Congenital nasal pyriform aperture stenosis (CNPAS) is a rare cause of nasal airway obstruction in the neonate. Early management is crucial in view of the fact that neonates are obligate nasal breathers for the first few months of life. CNPAS can be diagnosed clinically and confirmed with a computed tomographic (CT) scan. This study reviewed the presentation and management of the CNPAS in a single tertiary pediatric otorhinolaryngology center. We reported a case series with three term neonates that presented with respiratory distress and noisy breathing at birth. All of them required intubation and were unable to introduce suction size 6Fr via the nostrils during resuscitation. Two of them were referred straight away after intubation, and one was referred following a failed extubation attempt on Day 7 of life. CT scans have confirmed the narrowing of the nasal pyriform aperture with a solitary maxillary central incisor (megaincisor). Conservative management, including the use of nasal decongestants and humidification, was tried but failed. Therefore, we decided to proceed with surgical intervention. The sublabial approach was used for surgical reconstruction in all patients. The pyriform aperture is enlarged with a bone drill with the placement of a nasopharyngeal airway (NPA) into both nostrils, which acts as a stent. The stent is left in place for a total of two to three weeks for all three patients to ensure the patency of the surgical area. The duration of the stent is very important. One of the neonates had a nasal stent placed for a week, but after a few days she became desaturated, requiring reinsertion of NPA and being kept for an additional two weeks. All of the patients were able to get off their ventilators following surgery and discharge home without oxygen support.
Keywords: CNPAS, megaincisor, sublabial approach, stent
- Department of Otorhinolaryngology-Head and Neck Surgery, Hospital Sultanah Nur Zahirah, 20400 Kuala Terengganu, Terengganu, Malaysia.
- Department of Otorhinolaryngology-Head and Neck Surgery, School of Medical Sciences, Health Campus, Universiti Sains Malaysia, 16150 Kota Bharu, Kelantan, Malaysia.
Suzina Sheikh Ab Hamid

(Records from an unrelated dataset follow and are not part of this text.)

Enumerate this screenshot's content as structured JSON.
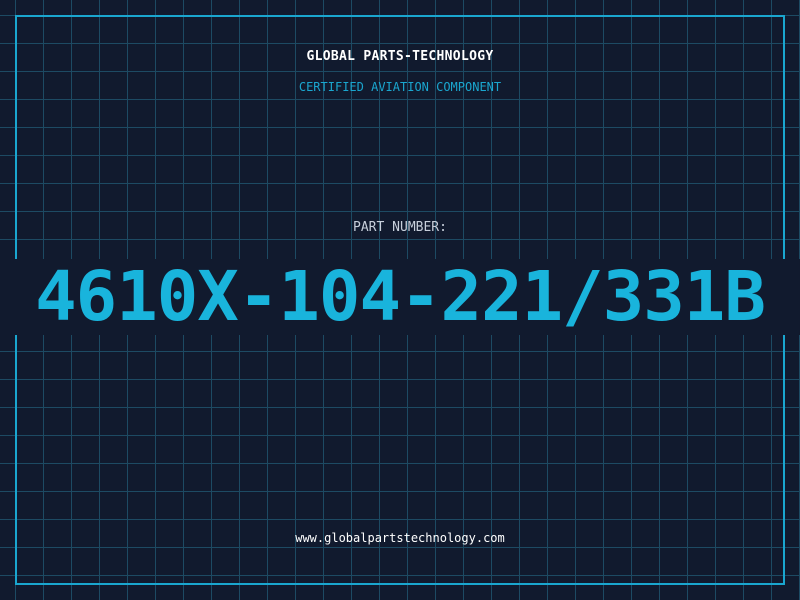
{
  "header": {
    "company": "GLOBAL PARTS-TECHNOLOGY",
    "subtitle": "CERTIFIED AVIATION COMPONENT"
  },
  "part": {
    "label": "PART NUMBER:",
    "number": "4610X-104-221/331B"
  },
  "footer": {
    "url": "www.globalpartstechnology.com"
  },
  "colors": {
    "background": "#111a2e",
    "grid": "#1d4a63",
    "accent": "#1aa6cf",
    "part_number": "#19b4dc",
    "text": "#ffffff"
  }
}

Department of Otorhinolaryngology-Head and Neck Surgery, School of Medical Sciences, Health Campus, Universiti Sains Malaysia, 16150 Kota Bharu, Kelantan, Malaysia. [email protected]